START Dataset
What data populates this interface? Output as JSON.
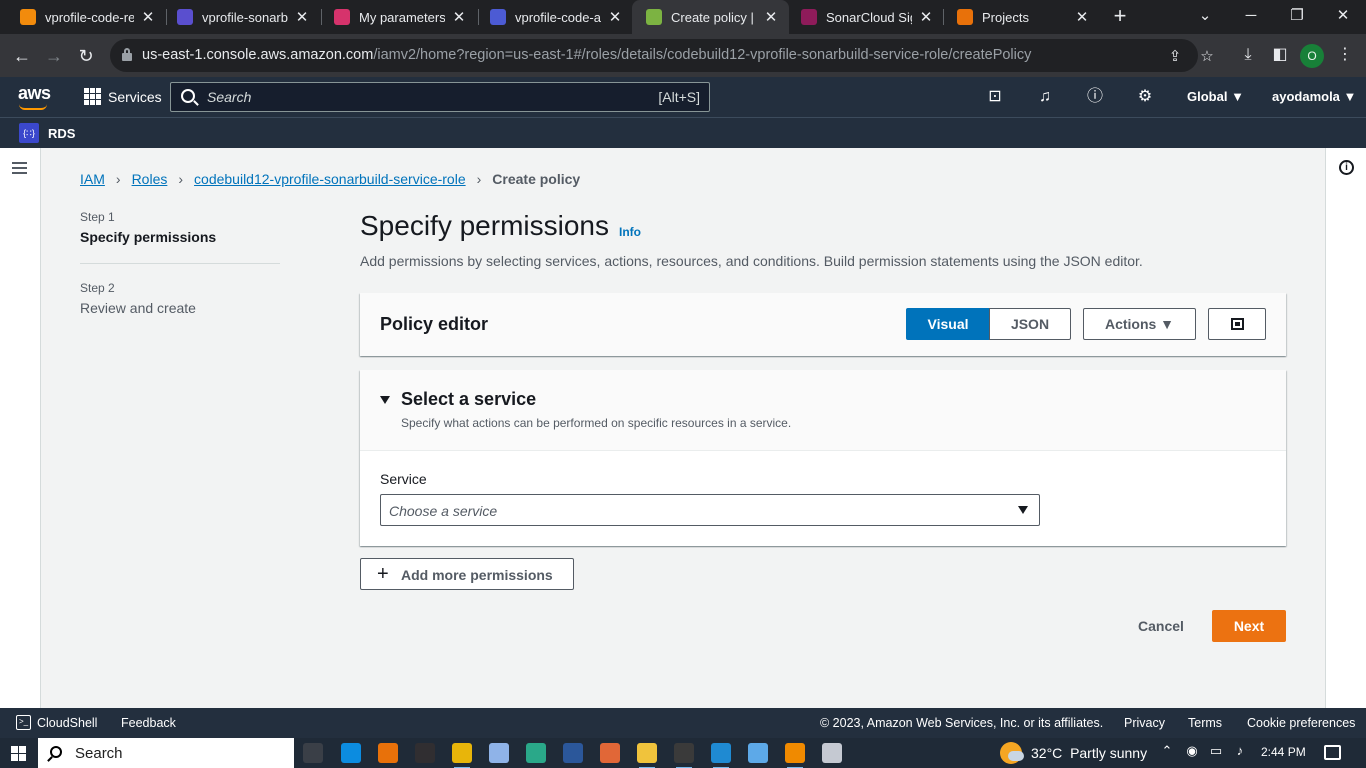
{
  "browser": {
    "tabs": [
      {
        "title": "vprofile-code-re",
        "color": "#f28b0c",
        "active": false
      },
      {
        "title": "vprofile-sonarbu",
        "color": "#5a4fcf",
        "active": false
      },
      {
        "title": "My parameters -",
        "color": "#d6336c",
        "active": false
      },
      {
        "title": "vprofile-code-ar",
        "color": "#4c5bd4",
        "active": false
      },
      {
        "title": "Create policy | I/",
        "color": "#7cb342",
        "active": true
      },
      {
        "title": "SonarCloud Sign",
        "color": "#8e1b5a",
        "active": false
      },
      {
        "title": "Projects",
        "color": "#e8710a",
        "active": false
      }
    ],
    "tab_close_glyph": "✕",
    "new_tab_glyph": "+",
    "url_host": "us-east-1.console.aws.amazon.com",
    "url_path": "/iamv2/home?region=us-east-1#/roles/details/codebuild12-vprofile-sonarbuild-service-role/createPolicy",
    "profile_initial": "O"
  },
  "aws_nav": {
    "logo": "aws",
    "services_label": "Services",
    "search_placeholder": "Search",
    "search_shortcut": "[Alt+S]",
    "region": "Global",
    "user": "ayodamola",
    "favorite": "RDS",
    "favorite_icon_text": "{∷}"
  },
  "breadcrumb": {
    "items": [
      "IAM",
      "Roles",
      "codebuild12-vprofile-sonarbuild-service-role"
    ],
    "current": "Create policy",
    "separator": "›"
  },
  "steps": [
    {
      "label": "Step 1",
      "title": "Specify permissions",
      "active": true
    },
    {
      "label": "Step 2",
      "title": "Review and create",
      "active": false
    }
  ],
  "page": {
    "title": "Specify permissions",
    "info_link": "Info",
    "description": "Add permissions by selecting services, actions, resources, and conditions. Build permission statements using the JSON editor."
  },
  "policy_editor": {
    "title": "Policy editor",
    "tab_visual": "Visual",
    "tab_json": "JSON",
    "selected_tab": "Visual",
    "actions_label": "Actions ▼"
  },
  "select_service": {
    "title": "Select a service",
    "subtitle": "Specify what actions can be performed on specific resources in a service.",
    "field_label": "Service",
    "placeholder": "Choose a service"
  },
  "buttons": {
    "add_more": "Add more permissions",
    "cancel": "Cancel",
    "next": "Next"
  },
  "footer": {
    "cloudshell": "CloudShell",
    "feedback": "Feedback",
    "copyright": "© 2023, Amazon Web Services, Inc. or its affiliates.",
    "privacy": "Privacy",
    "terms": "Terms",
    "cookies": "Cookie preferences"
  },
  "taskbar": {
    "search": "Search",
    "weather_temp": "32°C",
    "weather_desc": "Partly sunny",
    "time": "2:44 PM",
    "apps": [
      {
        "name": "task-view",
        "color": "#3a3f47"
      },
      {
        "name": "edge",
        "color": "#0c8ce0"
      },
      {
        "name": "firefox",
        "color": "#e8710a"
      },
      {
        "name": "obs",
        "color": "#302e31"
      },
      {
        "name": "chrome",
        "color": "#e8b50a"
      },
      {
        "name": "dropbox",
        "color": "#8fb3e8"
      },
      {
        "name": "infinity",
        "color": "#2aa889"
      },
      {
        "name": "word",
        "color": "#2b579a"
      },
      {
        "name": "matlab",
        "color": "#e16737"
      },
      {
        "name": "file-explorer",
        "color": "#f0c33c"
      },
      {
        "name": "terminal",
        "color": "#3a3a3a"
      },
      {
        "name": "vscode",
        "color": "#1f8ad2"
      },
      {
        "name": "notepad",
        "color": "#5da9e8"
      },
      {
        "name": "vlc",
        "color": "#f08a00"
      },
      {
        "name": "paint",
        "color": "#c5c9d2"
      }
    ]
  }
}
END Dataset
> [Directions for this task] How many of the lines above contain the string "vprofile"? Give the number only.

> [Exercise response] 5